Publicly, Republicans are hinging their opposition to financial regulatory reform on their adamant refusal to create a new Consumer Financial Protection Agency (CFPA) or to implement a tax on the biggest banks, aimed at recouping money lost on the Troubled Asset Relief Program (TARP). But the Financial Times reported that, in private, Republican senators are also opposed to one of the more basic facets of the reform effort — strengthening capital standards for banks that are “too big to fail”:
Senate Republicans are resisting a fundamental tenet of the Obama administration’s financial regulatory reforms in another obstacle for the stalled legislative process. Several aides from both parties involved in reform negotiations told the Financial Times that Republicans had opposed in private a plan to impose tougher capital and liquidity requirements on companies that posed a risk to the financial system.
Capital requirements stipulate the amount of money that banks need to have on reserve against losses, and are calculated according to the riskiness of a particular bank’s assets. The administration has proposed hiking the requirements significantly for “Tier 1” companies, which are, for all intents and purposes, the very biggest banks that are “too big to fail.”
The administration’s plan is really a no-brainer. As Elizabeth Warren’s Congressional Oversight Panel has pointed out, “one of the key lessons that has emerged from this crisis is that our financial institutions did not have adequate capital reserves to weather the turmoil in the housing market,” as current capital rules “are out of date, subject to manipulation, and do not accurately reflect the risks associated with lending activities.” Even conservative economists like Gary Becker support increasing capital requirements for the largest firms, as it would make those firms “better prepared to deal with aggregate shocks to the financial system than they were during this crisis.”
And it’s not as if the administration is proposing particularly onerous new standards. Currently, banks have to have Tier 1 capital amounting to 4 percent of their assets, which the administration wants to double to 8 percent. For some perspective, Swiss regulators are pushing their banks into double-digit capital levels.
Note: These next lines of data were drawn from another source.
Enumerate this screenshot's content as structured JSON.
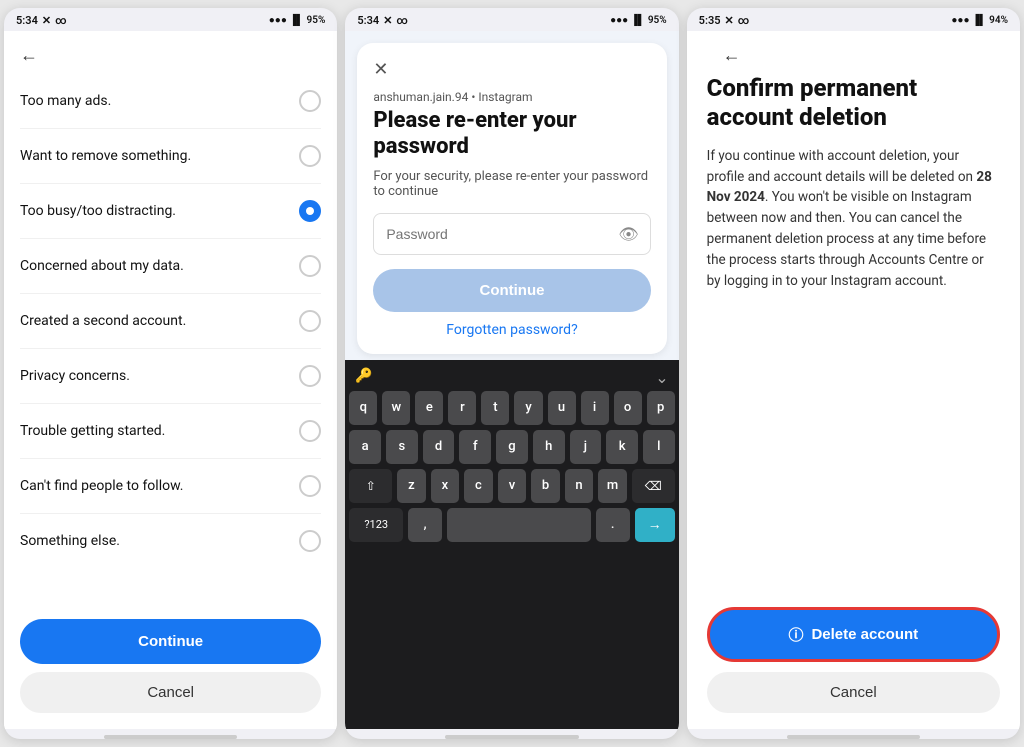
{
  "panel1": {
    "status_time": "5:34",
    "status_battery": "95%",
    "back_icon": "←",
    "reasons": [
      {
        "label": "Too many ads.",
        "selected": false
      },
      {
        "label": "Want to remove something.",
        "selected": false
      },
      {
        "label": "Too busy/too distracting.",
        "selected": true
      },
      {
        "label": "Concerned about my data.",
        "selected": false
      },
      {
        "label": "Created a second account.",
        "selected": false
      },
      {
        "label": "Privacy concerns.",
        "selected": false
      },
      {
        "label": "Trouble getting started.",
        "selected": false
      },
      {
        "label": "Can't find people to follow.",
        "selected": false
      },
      {
        "label": "Something else.",
        "selected": false
      }
    ],
    "continue_label": "Continue",
    "cancel_label": "Cancel"
  },
  "panel2": {
    "status_time": "5:34",
    "status_battery": "95%",
    "close_icon": "✕",
    "subtitle": "anshuman.jain.94 • Instagram",
    "title": "Please re-enter your password",
    "description": "For your security, please re-enter your password to continue",
    "password_placeholder": "Password",
    "continue_label": "Continue",
    "forgotten_label": "Forgotten password?",
    "keyboard_rows": [
      [
        "q",
        "w",
        "e",
        "r",
        "t",
        "y",
        "u",
        "i",
        "o",
        "p"
      ],
      [
        "a",
        "s",
        "d",
        "f",
        "g",
        "h",
        "j",
        "k",
        "l"
      ],
      [
        "z",
        "x",
        "c",
        "v",
        "b",
        "n",
        "m"
      ]
    ],
    "key_num": "?123",
    "key_delete": "⌫"
  },
  "panel3": {
    "status_time": "5:35",
    "status_battery": "94%",
    "back_icon": "←",
    "title": "Confirm permanent account deletion",
    "description_parts": {
      "before": "If you continue with account deletion, your profile and account details will be deleted on ",
      "date": "28 Nov 2024",
      "after": ". You won't be visible on Instagram between now and then. You can cancel the permanent deletion process at any time before the process starts through Accounts Centre or by logging in to your Instagram account."
    },
    "delete_icon": "ⓘ",
    "delete_label": "Delete account",
    "cancel_label": "Cancel"
  }
}
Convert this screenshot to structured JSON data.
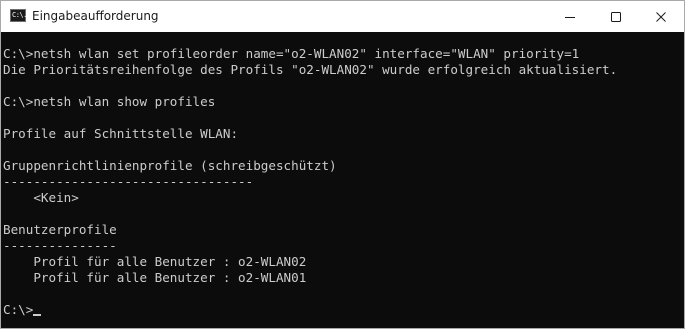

So what do Republicans gain by opposing these proposals? Well, it could be part of their rush “to capitalize on what they call Wall Street’s ‘buyer’s remorse’ with the Democrats.” Republicans are actively courting Wall Street donors, by promising to oppose financial reform. And if the latest lobbying reports are any indication, banks are ready and willing to spend. According to data compiled by the LA Times, “lobbying expenditures jumped 12% from 2008 to $29.8 million last year among the eight banks and private equity firms that spent the most to influence legislation,” with much of the increase coming in the last three months of the year as Congress considered regulatory reform.